* _Work to complete_
Considering the entries that follow, report how many lines include the string "Also", giving the number alone.

* _Task data_
=== Begin Enclosure ===

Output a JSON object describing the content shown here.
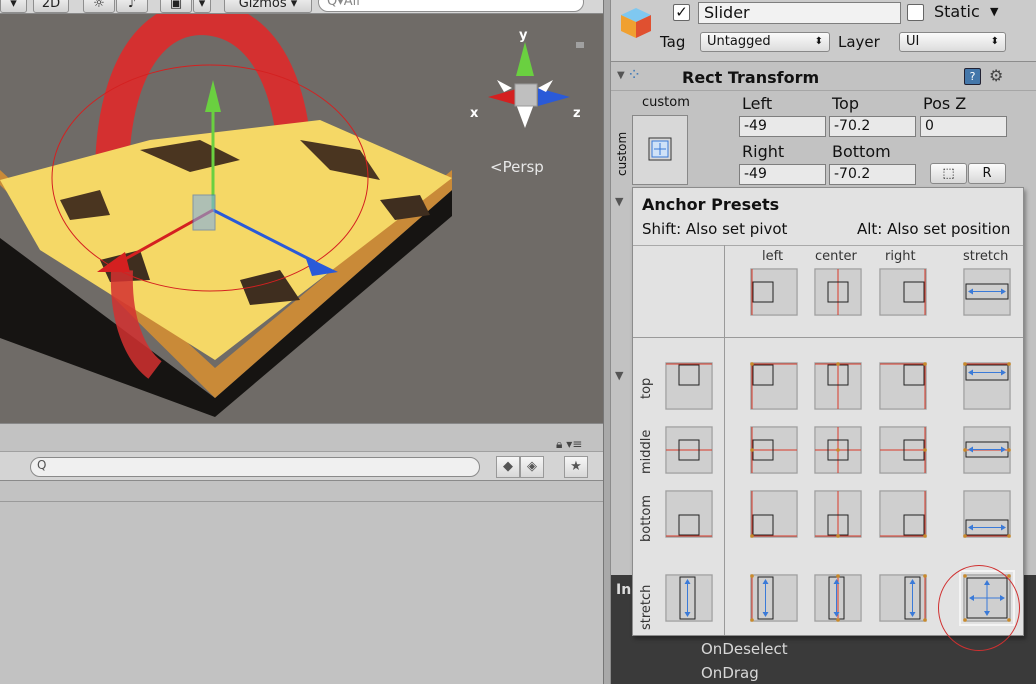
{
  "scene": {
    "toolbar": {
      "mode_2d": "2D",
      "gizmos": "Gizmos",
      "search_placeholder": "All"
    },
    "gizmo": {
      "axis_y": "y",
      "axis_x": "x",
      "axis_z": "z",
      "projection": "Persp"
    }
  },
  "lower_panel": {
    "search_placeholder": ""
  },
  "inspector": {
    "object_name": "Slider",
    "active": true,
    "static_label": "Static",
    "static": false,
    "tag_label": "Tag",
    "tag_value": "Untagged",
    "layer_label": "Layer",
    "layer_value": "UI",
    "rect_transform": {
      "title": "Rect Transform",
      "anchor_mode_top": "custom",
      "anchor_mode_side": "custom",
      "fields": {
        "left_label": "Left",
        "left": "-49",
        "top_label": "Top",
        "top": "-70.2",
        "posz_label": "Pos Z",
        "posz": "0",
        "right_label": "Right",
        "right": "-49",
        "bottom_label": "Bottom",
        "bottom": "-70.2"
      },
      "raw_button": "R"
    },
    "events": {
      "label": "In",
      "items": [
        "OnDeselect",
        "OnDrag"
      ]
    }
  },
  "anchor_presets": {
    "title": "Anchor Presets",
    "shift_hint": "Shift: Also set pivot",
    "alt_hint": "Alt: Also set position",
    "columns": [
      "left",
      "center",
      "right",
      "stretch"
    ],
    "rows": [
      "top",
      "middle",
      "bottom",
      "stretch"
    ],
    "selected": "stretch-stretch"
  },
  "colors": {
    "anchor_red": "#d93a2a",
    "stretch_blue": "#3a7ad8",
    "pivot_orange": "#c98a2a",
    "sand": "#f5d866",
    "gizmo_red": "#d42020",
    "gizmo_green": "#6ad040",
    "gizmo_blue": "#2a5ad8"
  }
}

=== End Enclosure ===
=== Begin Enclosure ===

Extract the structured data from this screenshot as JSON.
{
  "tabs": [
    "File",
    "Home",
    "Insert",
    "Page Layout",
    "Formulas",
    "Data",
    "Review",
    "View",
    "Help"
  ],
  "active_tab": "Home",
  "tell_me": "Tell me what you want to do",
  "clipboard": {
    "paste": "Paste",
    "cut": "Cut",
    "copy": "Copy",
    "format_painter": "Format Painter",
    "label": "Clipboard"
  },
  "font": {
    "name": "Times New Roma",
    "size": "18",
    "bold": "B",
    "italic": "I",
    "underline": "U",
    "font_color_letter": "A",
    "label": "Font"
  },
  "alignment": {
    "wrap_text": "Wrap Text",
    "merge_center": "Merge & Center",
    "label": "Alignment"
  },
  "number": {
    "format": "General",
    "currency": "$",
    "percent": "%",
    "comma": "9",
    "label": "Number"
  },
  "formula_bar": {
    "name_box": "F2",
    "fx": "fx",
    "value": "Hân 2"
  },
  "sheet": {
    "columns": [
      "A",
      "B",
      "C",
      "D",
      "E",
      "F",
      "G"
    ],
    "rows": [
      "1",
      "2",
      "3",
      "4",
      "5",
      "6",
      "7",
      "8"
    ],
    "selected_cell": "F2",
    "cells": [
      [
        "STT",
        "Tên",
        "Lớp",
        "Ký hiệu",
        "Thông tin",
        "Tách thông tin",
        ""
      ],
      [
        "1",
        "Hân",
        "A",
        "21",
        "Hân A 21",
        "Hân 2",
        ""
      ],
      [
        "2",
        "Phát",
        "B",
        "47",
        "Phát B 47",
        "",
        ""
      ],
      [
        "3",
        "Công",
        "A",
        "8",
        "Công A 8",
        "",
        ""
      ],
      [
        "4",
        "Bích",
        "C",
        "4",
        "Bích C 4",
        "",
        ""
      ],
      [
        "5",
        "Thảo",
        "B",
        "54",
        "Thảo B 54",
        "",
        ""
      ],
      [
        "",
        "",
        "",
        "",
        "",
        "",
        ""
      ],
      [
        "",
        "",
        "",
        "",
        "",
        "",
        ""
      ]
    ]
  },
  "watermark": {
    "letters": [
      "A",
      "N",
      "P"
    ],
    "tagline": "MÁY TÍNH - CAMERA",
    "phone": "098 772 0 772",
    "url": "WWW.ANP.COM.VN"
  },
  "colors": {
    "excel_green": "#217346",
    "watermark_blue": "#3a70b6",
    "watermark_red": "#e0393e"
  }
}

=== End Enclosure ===

* _Answer section_
2